(Website and app data records)
.....

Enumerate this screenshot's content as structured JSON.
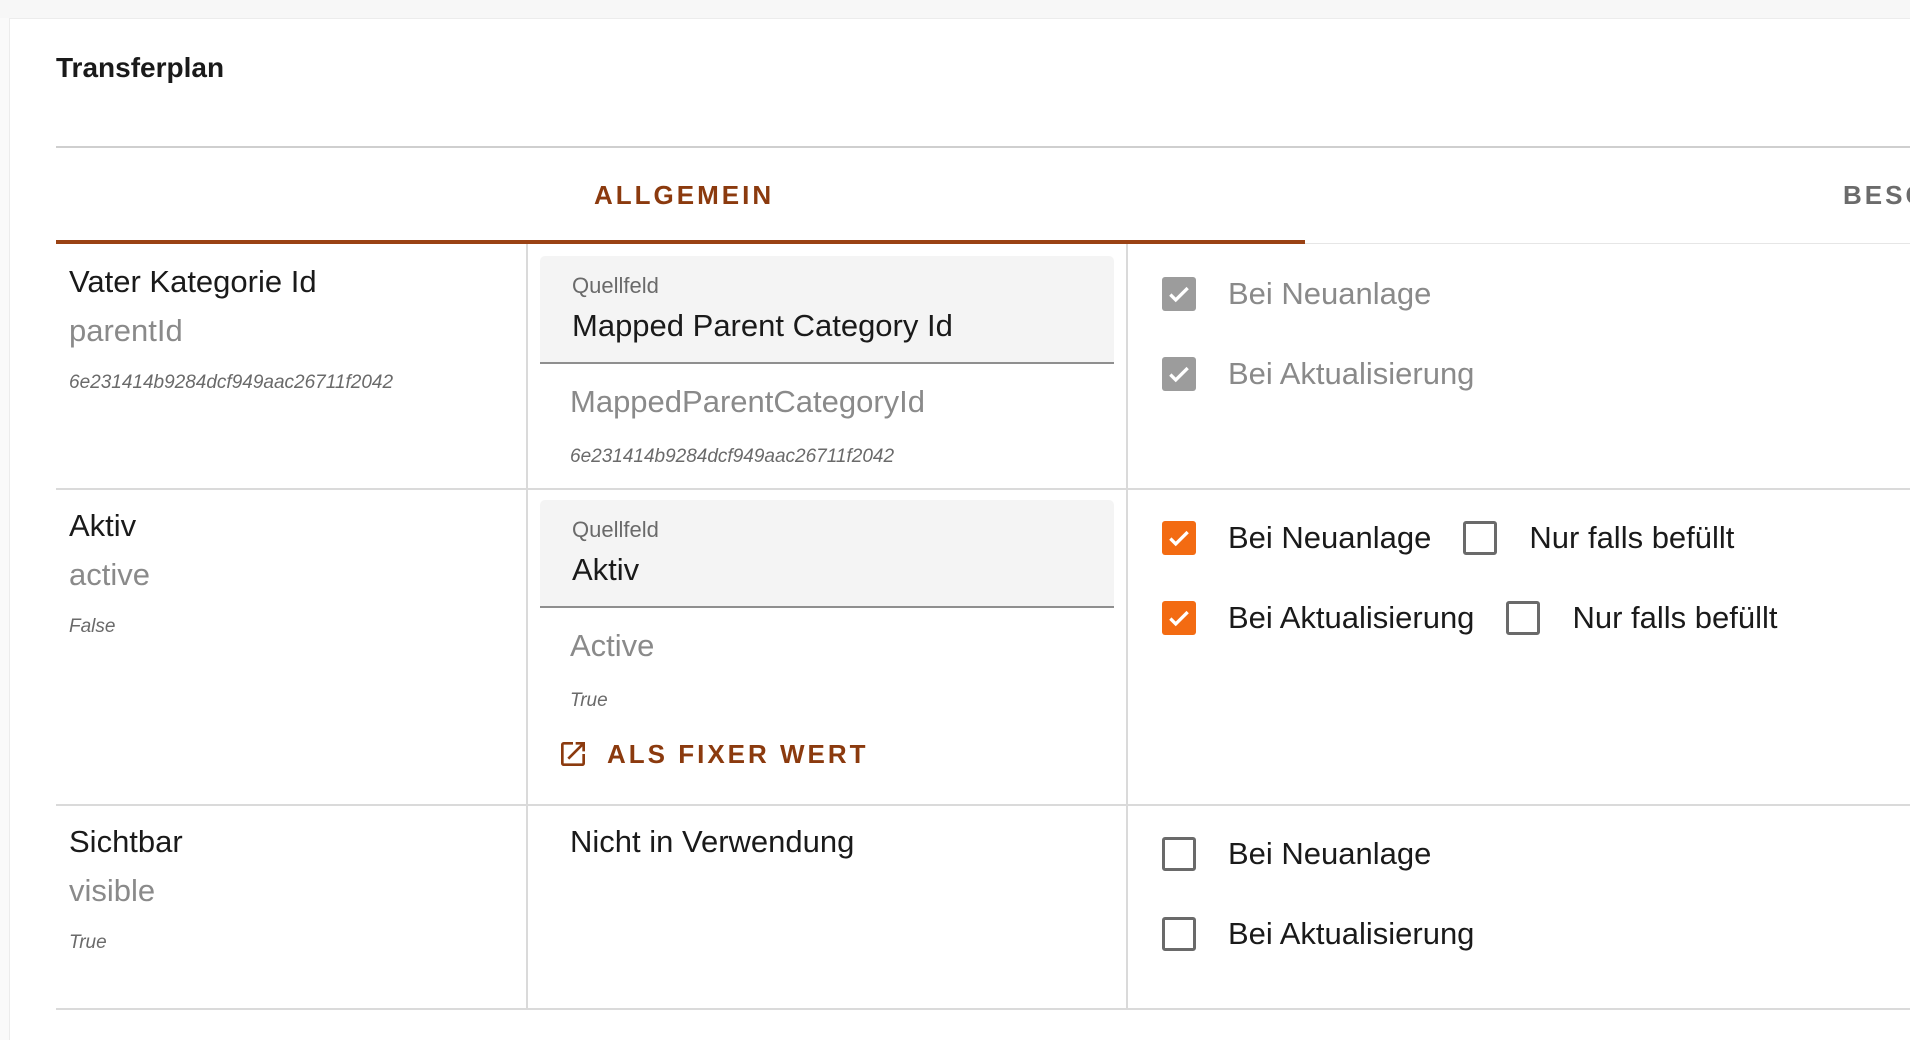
{
  "card": {
    "title": "Transferplan"
  },
  "tabs": [
    {
      "label": "ALLGEMEIN",
      "active": true
    },
    {
      "label": "BESC",
      "active": false
    }
  ],
  "colors": {
    "accent": "#9a4214",
    "checkbox_on": "#f36b12",
    "checkbox_disabled": "#9c9c9c"
  },
  "rows": [
    {
      "label": "Vater Kategorie Id",
      "key": "parentId",
      "id": "6e231414b9284dcf949aac26711f2042",
      "source": {
        "caption": "Quellfeld",
        "value": "Mapped Parent Category Id"
      },
      "target": {
        "name": "MappedParentCategoryId",
        "value": "6e231414b9284dcf949aac26711f2042"
      },
      "options": {
        "on_create": {
          "label": "Bei Neuanlage",
          "checked": true,
          "disabled": true
        },
        "on_update": {
          "label": "Bei Aktualisierung",
          "checked": true,
          "disabled": true
        }
      }
    },
    {
      "label": "Aktiv",
      "key": "active",
      "id": "False",
      "source": {
        "caption": "Quellfeld",
        "value": "Aktiv"
      },
      "target": {
        "name": "Active",
        "value": "True"
      },
      "fixed_value_button": "ALS FIXER WERT",
      "options": {
        "on_create": {
          "label": "Bei Neuanlage",
          "checked": true
        },
        "on_create_only_if_filled": {
          "label": "Nur falls befüllt",
          "checked": false
        },
        "on_update": {
          "label": "Bei Aktualisierung",
          "checked": true
        },
        "on_update_only_if_filled": {
          "label": "Nur falls befüllt",
          "checked": false
        }
      }
    },
    {
      "label": "Sichtbar",
      "key": "visible",
      "id": "True",
      "source": {
        "not_used_text": "Nicht in Verwendung"
      },
      "options": {
        "on_create": {
          "label": "Bei Neuanlage",
          "checked": false
        },
        "on_update": {
          "label": "Bei Aktualisierung",
          "checked": false
        }
      }
    }
  ]
}
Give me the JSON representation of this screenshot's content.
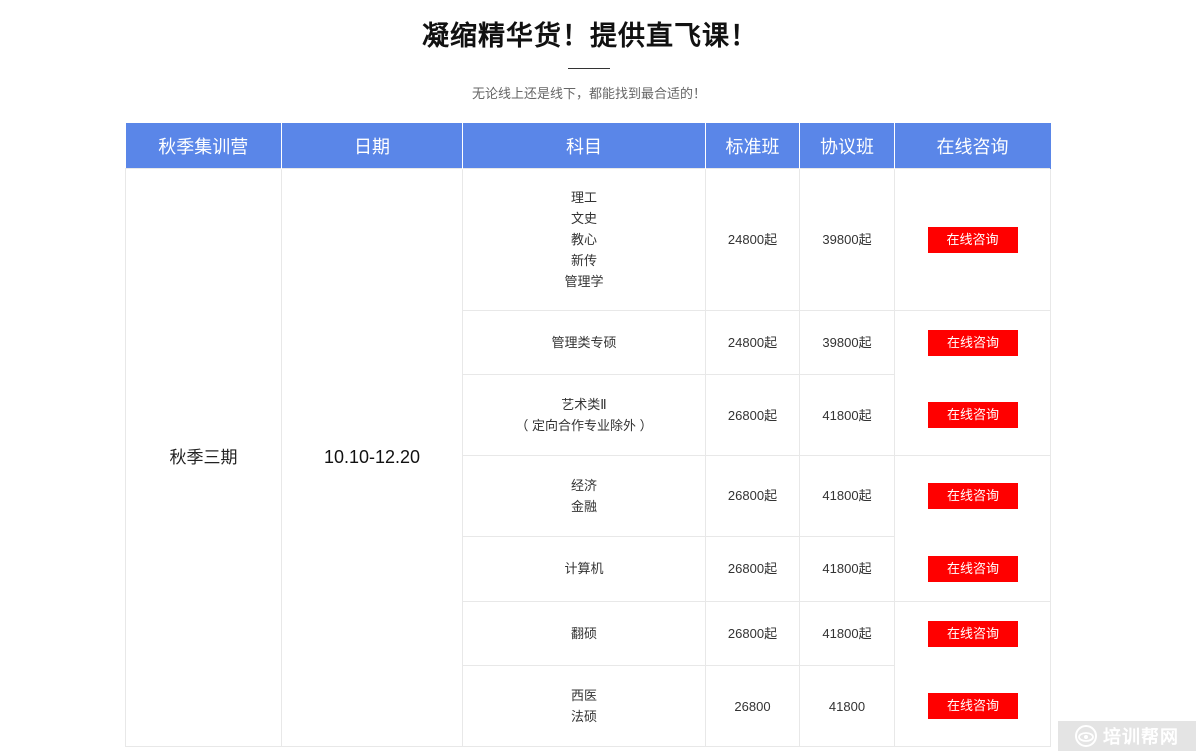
{
  "header": {
    "title": "凝缩精华货！提供直飞课！",
    "subtitle": "无论线上还是线下，都能找到最合适的！"
  },
  "table": {
    "columns": [
      "秋季集训营",
      "日期",
      "科目",
      "标准班",
      "协议班",
      "在线咨询"
    ],
    "camp": "秋季三期",
    "date": "10.10-12.20",
    "rows": [
      {
        "subjects": [
          "理工",
          "文史",
          "教心",
          "新传",
          "管理学"
        ],
        "standard": "24800起",
        "agreement": "39800起"
      },
      {
        "subjects": [
          "管理类专硕"
        ],
        "standard": "24800起",
        "agreement": "39800起"
      },
      {
        "subjects": [
          "艺术类Ⅱ",
          "（ 定向合作专业除外 ）"
        ],
        "standard": "26800起",
        "agreement": "41800起"
      },
      {
        "subjects": [
          "经济",
          "金融"
        ],
        "standard": "26800起",
        "agreement": "41800起"
      },
      {
        "subjects": [
          "计算机"
        ],
        "standard": "26800起",
        "agreement": "41800起"
      },
      {
        "subjects": [
          "翻硕"
        ],
        "standard": "26800起",
        "agreement": "41800起"
      },
      {
        "subjects": [
          "西医",
          "法硕"
        ],
        "standard": "26800",
        "agreement": "41800"
      }
    ],
    "consult_label": "在线咨询"
  },
  "watermark": {
    "text": "培训帮网",
    "icon": "eye-logo-icon"
  },
  "colors": {
    "header_bg": "#5a86e8",
    "button_bg": "#ff0000",
    "border": "#e8e8e8"
  }
}
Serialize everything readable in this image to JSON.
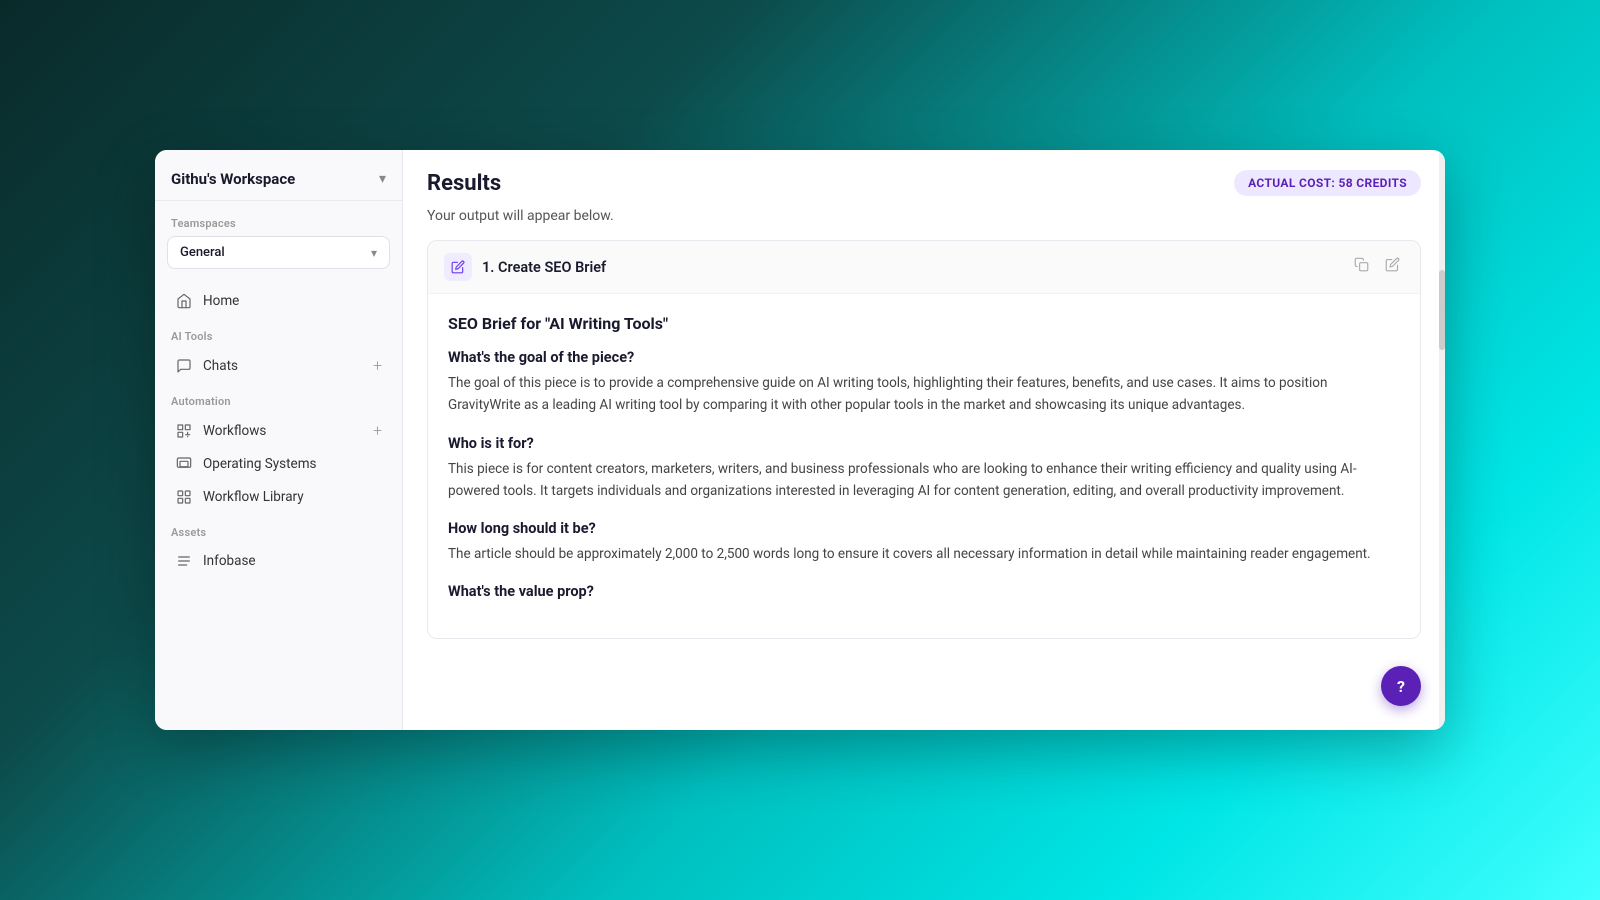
{
  "workspace": {
    "name": "Githu's Workspace",
    "chevron": "▾"
  },
  "sidebar": {
    "teamspaces_label": "Teamspaces",
    "teamspaces_selected": "General",
    "nav": {
      "home_label": "Home",
      "ai_tools_label": "AI Tools",
      "chats_label": "Chats",
      "automation_label": "Automation",
      "workflows_label": "Workflows",
      "operating_systems_label": "Operating Systems",
      "workflow_library_label": "Workflow Library",
      "assets_label": "Assets",
      "infobase_label": "Infobase"
    }
  },
  "results": {
    "title": "Results",
    "subtitle": "Your output will appear below.",
    "cost_badge": "ACTUAL COST:  58 CREDITS",
    "card": {
      "title": "1. Create SEO Brief",
      "seo_main_title": "SEO Brief for \"AI Writing Tools\"",
      "sections": [
        {
          "question": "What's the goal of the piece?",
          "answer": "The goal of this piece is to provide a comprehensive guide on AI writing tools, highlighting their features, benefits, and use cases. It aims to position GravityWrite as a leading AI writing tool by comparing it with other popular tools in the market and showcasing its unique advantages."
        },
        {
          "question": "Who is it for?",
          "answer": "This piece is for content creators, marketers, writers, and business professionals who are looking to enhance their writing efficiency and quality using AI-powered tools. It targets individuals and organizations interested in leveraging AI for content generation, editing, and overall productivity improvement."
        },
        {
          "question": "How long should it be?",
          "answer": "The article should be approximately 2,000 to 2,500 words long to ensure it covers all necessary information in detail while maintaining reader engagement."
        },
        {
          "question": "What's the value prop?",
          "answer": ""
        }
      ]
    }
  }
}
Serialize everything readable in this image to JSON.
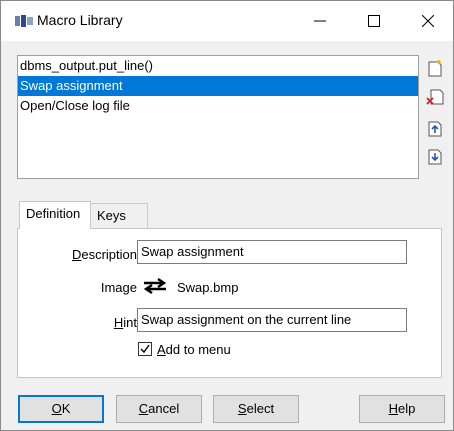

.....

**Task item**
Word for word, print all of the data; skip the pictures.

**Final answer**
Enumerate this screenshot's content as structured JSON.
{
  "card": {
    "title": "Transferplan"
  },
  "tabs": [
    {
      "label": "ALLGEMEIN",
      "active": true
    },
    {
      "label": "BESC",
      "active": false
    }
  ],
  "colors": {
    "accent": "#9a4214",
    "checkbox_on": "#f36b12",
    "checkbox_disabled": "#9c9c9c"
  },
  "rows": [
    {
      "label": "Vater Kategorie Id",
      "key": "parentId",
      "id": "6e231414b9284dcf949aac26711f2042",
      "source": {
        "caption": "Quellfeld",
        "value": "Mapped Parent Category Id"
      },
      "target": {
        "name": "MappedParentCategoryId",
        "value": "6e231414b9284dcf949aac26711f2042"
      },
      "options": {
        "on_create": {
          "label": "Bei Neuanlage",
          "checked": true,
          "disabled": true
        },
        "on_update": {
          "label": "Bei Aktualisierung",
          "checked": true,
          "disabled": true
        }
      }
    },
    {
      "label": "Aktiv",
      "key": "active",
      "id": "False",
      "source": {
        "caption": "Quellfeld",
        "value": "Aktiv"
      },
      "target": {
        "name": "Active",
        "value": "True"
      },
      "fixed_value_button": "ALS FIXER WERT",
      "options": {
        "on_create": {
          "label": "Bei Neuanlage",
          "checked": true
        },
        "on_create_only_if_filled": {
          "label": "Nur falls befüllt",
          "checked": false
        },
        "on_update": {
          "label": "Bei Aktualisierung",
          "checked": true
        },
        "on_update_only_if_filled": {
          "label": "Nur falls befüllt",
          "checked": false
        }
      }
    },
    {
      "label": "Sichtbar",
      "key": "visible",
      "id": "True",
      "source": {
        "not_used_text": "Nicht in Verwendung"
      },
      "options": {
        "on_create": {
          "label": "Bei Neuanlage",
          "checked": false
        },
        "on_update": {
          "label": "Bei Aktualisierung",
          "checked": false
        }
      }
    }
  ]
}
Give me the JSON representation of this screenshot's content.
{
  "header": {
    "title": "凝缩精华货！提供直飞课！",
    "subtitle": "无论线上还是线下，都能找到最合适的！"
  },
  "table": {
    "columns": [
      "秋季集训营",
      "日期",
      "科目",
      "标准班",
      "协议班",
      "在线咨询"
    ],
    "camp": "秋季三期",
    "date": "10.10-12.20",
    "rows": [
      {
        "subjects": [
          "理工",
          "文史",
          "教心",
          "新传",
          "管理学"
        ],
        "standard": "24800起",
        "agreement": "39800起"
      },
      {
        "subjects": [
          "管理类专硕"
        ],
        "standard": "24800起",
        "agreement": "39800起"
      },
      {
        "subjects": [
          "艺术类Ⅱ",
          "（ 定向合作专业除外 ）"
        ],
        "standard": "26800起",
        "agreement": "41800起"
      },
      {
        "subjects": [
          "经济",
          "金融"
        ],
        "standard": "26800起",
        "agreement": "41800起"
      },
      {
        "subjects": [
          "计算机"
        ],
        "standard": "26800起",
        "agreement": "41800起"
      },
      {
        "subjects": [
          "翻硕"
        ],
        "standard": "26800起",
        "agreement": "41800起"
      },
      {
        "subjects": [
          "西医",
          "法硕"
        ],
        "standard": "26800",
        "agreement": "41800"
      }
    ],
    "consult_label": "在线咨询"
  },
  "watermark": {
    "text": "培训帮网",
    "icon": "eye-logo-icon"
  },
  "colors": {
    "header_bg": "#5a86e8",
    "button_bg": "#ff0000",
    "border": "#e8e8e8"
  }
}
Serialize everything readable in this image to JSON.
{
  "workspace": {
    "name": "Githu's Workspace",
    "chevron": "▾"
  },
  "sidebar": {
    "teamspaces_label": "Teamspaces",
    "teamspaces_selected": "General",
    "nav": {
      "home_label": "Home",
      "ai_tools_label": "AI Tools",
      "chats_label": "Chats",
      "automation_label": "Automation",
      "workflows_label": "Workflows",
      "operating_systems_label": "Operating Systems",
      "workflow_library_label": "Workflow Library",
      "assets_label": "Assets",
      "infobase_label": "Infobase"
    }
  },
  "results": {
    "title": "Results",
    "subtitle": "Your output will appear below.",
    "cost_badge": "ACTUAL COST:  58 CREDITS",
    "card": {
      "title": "1. Create SEO Brief",
      "seo_main_title": "SEO Brief for \"AI Writing Tools\"",
      "sections": [
        {
          "question": "What's the goal of the piece?",
          "answer": "The goal of this piece is to provide a comprehensive guide on AI writing tools, highlighting their features, benefits, and use cases. It aims to position GravityWrite as a leading AI writing tool by comparing it with other popular tools in the market and showcasing its unique advantages."
        },
        {
          "question": "Who is it for?",
          "answer": "This piece is for content creators, marketers, writers, and business professionals who are looking to enhance their writing efficiency and quality using AI-powered tools. It targets individuals and organizations interested in leveraging AI for content generation, editing, and overall productivity improvement."
        },
        {
          "question": "How long should it be?",
          "answer": "The article should be approximately 2,000 to 2,500 words long to ensure it covers all necessary information in detail while maintaining reader engagement."
        },
        {
          "question": "What's the value prop?",
          "answer": ""
        }
      ]
    }
  }
}
Serialize everything readable in this image to JSON.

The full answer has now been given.